Weisman has early memories of shopping at local bookstores for works his father would read to him. “I picked out H. G. Wells’ ‘War of the Worlds’ and the first Tarzan book,” he said.

At age 6, “I had my grandmother reading me the original ‘Pinocchio,’ the English translation obviously, over and over again. Not the Disney version. She also read me science textbooks. She wanted me to be a scientist.”

Young Jacob had another literary love. “I pretty much learned to read with comic books,” he said. With fellow first-graders, he launched his comic book fanzine, which they called Comics Now and produced “on a Ditto master machine with a hand-crank and spilled alcohol.”
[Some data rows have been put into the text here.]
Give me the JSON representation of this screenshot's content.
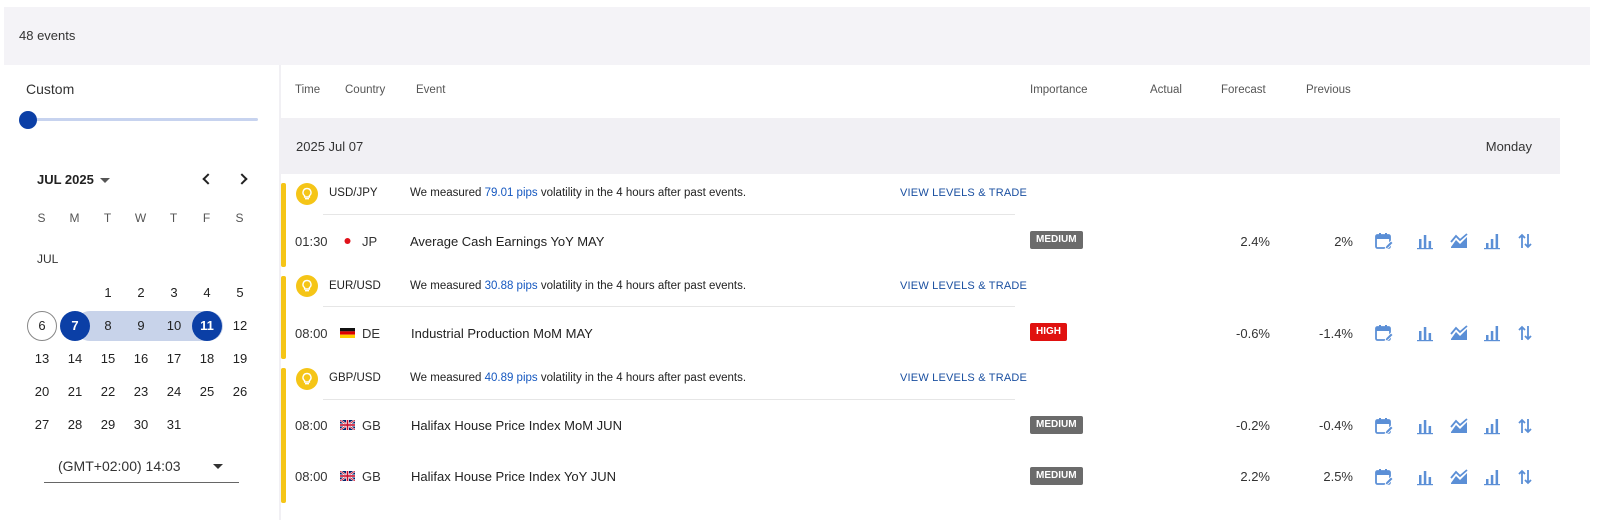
{
  "summary": {
    "events_count": "48 events"
  },
  "sidebar": {
    "range_label": "Custom",
    "calendar": {
      "month_label": "JUL 2025",
      "weekdays": [
        "S",
        "M",
        "T",
        "W",
        "T",
        "F",
        "S"
      ],
      "month_short": "JUL",
      "days": [
        "1",
        "2",
        "3",
        "4",
        "5",
        "6",
        "7",
        "8",
        "9",
        "10",
        "11",
        "12",
        "13",
        "14",
        "15",
        "16",
        "17",
        "18",
        "19",
        "20",
        "21",
        "22",
        "23",
        "24",
        "25",
        "26",
        "27",
        "28",
        "29",
        "30",
        "31"
      ],
      "today": "6",
      "selected_start": "7",
      "selected_end": "11"
    },
    "timezone": "(GMT+02:00) 14:03"
  },
  "table": {
    "columns": {
      "time": "Time",
      "country": "Country",
      "event": "Event",
      "importance": "Importance",
      "actual": "Actual",
      "forecast": "Forecast",
      "previous": "Previous"
    },
    "day_group": {
      "date": "2025 Jul 07",
      "weekday": "Monday"
    },
    "insights": [
      {
        "pair": "USD/JPY",
        "text_before": "We measured ",
        "pips": "79.01 pips",
        "text_after": " volatility in the 4 hours after past events.",
        "link": "VIEW LEVELS & TRADE"
      },
      {
        "pair": "EUR/USD",
        "text_before": "We measured ",
        "pips": "30.88 pips",
        "text_after": " volatility in the 4 hours after past events.",
        "link": "VIEW LEVELS & TRADE"
      },
      {
        "pair": "GBP/USD",
        "text_before": "We measured ",
        "pips": "40.89 pips",
        "text_after": " volatility in the 4 hours after past events.",
        "link": "VIEW LEVELS & TRADE"
      }
    ],
    "events": [
      {
        "time": "01:30",
        "country": "JP",
        "name": "Average Cash Earnings YoY MAY",
        "importance": "MEDIUM",
        "actual": "",
        "forecast": "2.4%",
        "previous": "2%"
      },
      {
        "time": "08:00",
        "country": "DE",
        "name": "Industrial Production MoM MAY",
        "importance": "HIGH",
        "actual": "",
        "forecast": "-0.6%",
        "previous": "-1.4%"
      },
      {
        "time": "08:00",
        "country": "GB",
        "name": "Halifax House Price Index MoM JUN",
        "importance": "MEDIUM",
        "actual": "",
        "forecast": "-0.2%",
        "previous": "-0.4%"
      },
      {
        "time": "08:00",
        "country": "GB",
        "name": "Halifax House Price Index YoY JUN",
        "importance": "MEDIUM",
        "actual": "",
        "forecast": "2.2%",
        "previous": "2.5%"
      }
    ],
    "action_icons": [
      "calendar-edit-icon",
      "bar-chart-icon",
      "volatility-chart-icon",
      "growth-chart-icon",
      "sort-arrows-icon"
    ]
  },
  "colors": {
    "accent_blue": "#0b3fa6",
    "range_band": "#c8d3ea",
    "insight_yellow": "#f5c517",
    "badge_medium": "#6b6b6b",
    "badge_high": "#e0110f",
    "link_blue": "#1a4fa0",
    "icon_blue": "#5b8fd6"
  }
}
Comics Now had a run of a dozen issues, Weisman remembers. “It was written and illustrated by 6-year-olds. I think it was more of a cooperative. I might have been roughly in charge. I have not seen a copy since.”

In retrospect, he sees that the comic books also piqued his interest in science fiction. “A lot of the Superman comic books were written by stables of writers who were science fiction fans and writers,” he said.

The Jewish creators of Superman, writer Jerry Siegel and artist Joe Shuster, “were in science fiction fandom at the time. Superman himself is kind of unique, with the subplot of him coming from planet Krypton, and his original power coming from the different gravitational forces of the planets. That was all out of science fiction.”

Tachyon’s most Jewish book, according to Weisman and his wife, Rina, is the 2010 mini-hardcover “The Kosher Guide to Imaginary Animals” by Ann and Jeff VanderMeer. The book features Ann’s whimsical line drawings of fictional animals from many cultures with descriptions by Jeff. Then Ann takes part in a brief dialogue about each animal with Jeff in his guise as Evil Monkey.

“It’s still in print,” Weisman said. “We were hoping that Jewish bookstores would pick it up. Some did, but not as many as we had hoped.”

Weisman vividly recalls his introduction to science fiction, when in fourth grade he read “Princess of Mars,” the first book by Tarzan creator Edgar Rice Burroughs. “I remember picking it up and being totally fascinated by it,” he said.

A few years later, the release of the first “Star Wars” movie roughly coincided with the establishment of the Fantasy Etc. science fiction bookstore in San Francisco. As a student at the alternative Urban High School in the Haight-Ashbury neighborhood, Weisman said he was already writing “mostly stories — not very good stories.” He was a junior there when he founded The Thirteenth Moon literary magazine.

He continued publishing the magazine while studying journalism at Evergreen State College in Olympia, Washington. His education included an internship at Sonics Fast Break magazine, produced by the Seattle SuperSonics, then an NBA team. “If things had gone a little differently for me as well as for journalism in general, I’d still be doing journalism,” he said. “I’m kind of glad I didn’t. The life of a beat writer for a sports team is really hard.”

Tachyon began as a one-man operation “doing two or three books per year,” Weisman said. “They were 1,000 copies each, no distribution. I did everything except for the artwork. I did the layout, I did the promotion, and it was very different. It was modeled on those publishing companies from the 1950s who had done stuff to keep work in print, more than creating new stuff.”

These days, Tachyon usually prints 5,000 copies of each book and tries “to sell most of them. A successful book is anything we get reprinted at that point.”

As Tachyon grew, Weisman met Rina, a fellow book collector and science fiction and fantasy fan. “You must be the only other person on JDate who’s read ‘Lila the Werewolf’ by Peter S. Beagle,” she emailed to him. His reply: “Not only do I know the story, but I published it.”

 Weisman, who is 51, is not ready to commit to another decade at Tachyon.

“At year 20, I’m not thinking of another 20, I’m not thinking of another 10. I’m just thinking what are we doing next year and what are we doing the year after that,’’ he said. “There’s so much upheaval in the business, and things have changed so much that I don’t know that 10-year plans are realistic at this point.”

Jeremy Adam Smith
contributed to this story.